PROMPT: Scan the records for lines with the word "visible", and copy every such line.

SOURCE DATA:
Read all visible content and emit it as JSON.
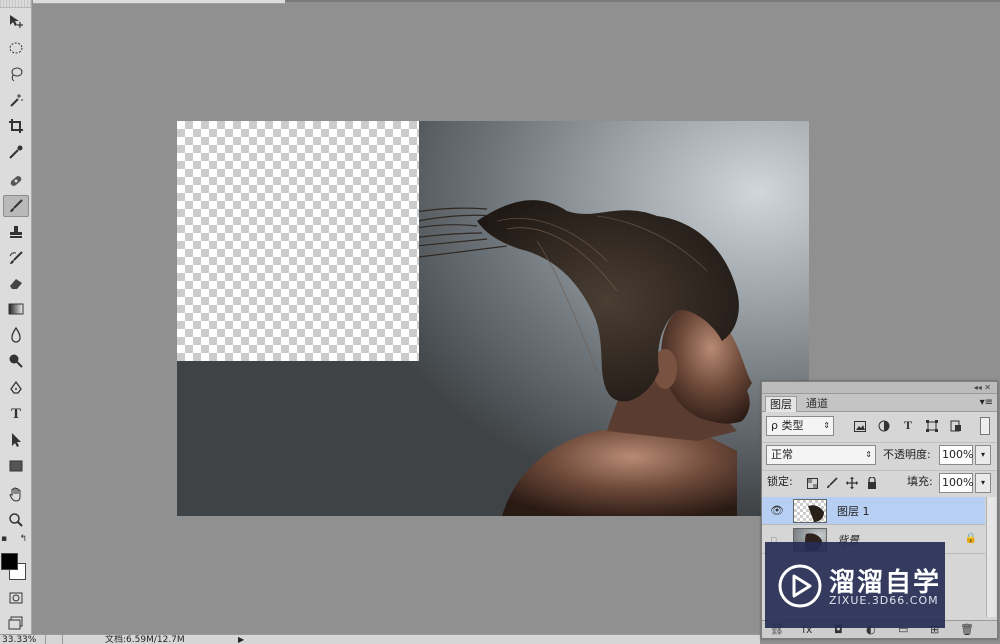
{
  "toolbar": {
    "tools": [
      {
        "id": "move",
        "icon": "move-icon"
      },
      {
        "id": "marquee",
        "icon": "ellipse-marquee-icon"
      },
      {
        "id": "lasso",
        "icon": "lasso-icon"
      },
      {
        "id": "magic-wand",
        "icon": "magic-wand-icon"
      },
      {
        "id": "crop",
        "icon": "crop-icon"
      },
      {
        "id": "eyedropper",
        "icon": "eyedropper-icon"
      },
      {
        "id": "healing",
        "icon": "healing-brush-icon"
      },
      {
        "id": "brush",
        "icon": "brush-icon",
        "active": true
      },
      {
        "id": "stamp",
        "icon": "clone-stamp-icon"
      },
      {
        "id": "history-brush",
        "icon": "history-brush-icon"
      },
      {
        "id": "eraser",
        "icon": "eraser-icon"
      },
      {
        "id": "gradient",
        "icon": "gradient-icon"
      },
      {
        "id": "blur",
        "icon": "blur-icon"
      },
      {
        "id": "dodge",
        "icon": "dodge-icon"
      },
      {
        "id": "pen",
        "icon": "pen-icon"
      },
      {
        "id": "type",
        "icon": "type-icon",
        "glyph": "T"
      },
      {
        "id": "path-select",
        "icon": "path-selection-icon"
      },
      {
        "id": "shape",
        "icon": "rectangle-shape-icon"
      },
      {
        "id": "hand",
        "icon": "hand-icon"
      },
      {
        "id": "zoom",
        "icon": "zoom-icon"
      }
    ],
    "foreground_color": "#000000",
    "background_color": "#ffffff"
  },
  "status": {
    "zoom": "33.33%",
    "doc_info": "文档:6.59M/12.7M",
    "arrow": "▶"
  },
  "layers_panel": {
    "collapse_glyph": "◂◂ ✕",
    "tabs": [
      {
        "label": "图层",
        "active": true
      },
      {
        "label": "通道",
        "active": false
      }
    ],
    "menu_glyph": "▾≡",
    "filter": {
      "search_glyph": "ρ",
      "label": "类型",
      "caret": "⇕"
    },
    "blend_mode": {
      "value": "正常",
      "caret": "⇕"
    },
    "opacity": {
      "label": "不透明度:",
      "value": "100%"
    },
    "lock_label": "锁定:",
    "fill": {
      "label": "填充:",
      "value": "100%"
    },
    "layers": [
      {
        "name": "图层 1",
        "visible": true,
        "selected": true
      },
      {
        "name": "背景",
        "visible": false,
        "locked": true
      }
    ]
  },
  "watermark": {
    "cn": "溜溜自学",
    "en": "ZIXUE.3D66.COM",
    "color": "#262e54"
  },
  "colors": {
    "workspace": "#909090",
    "selected_layer": "#b7cff3"
  }
}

ANSWER FOR THE TASK:
Read all visible content and emit it as JSON.
        "visible": true,
        "visible": false,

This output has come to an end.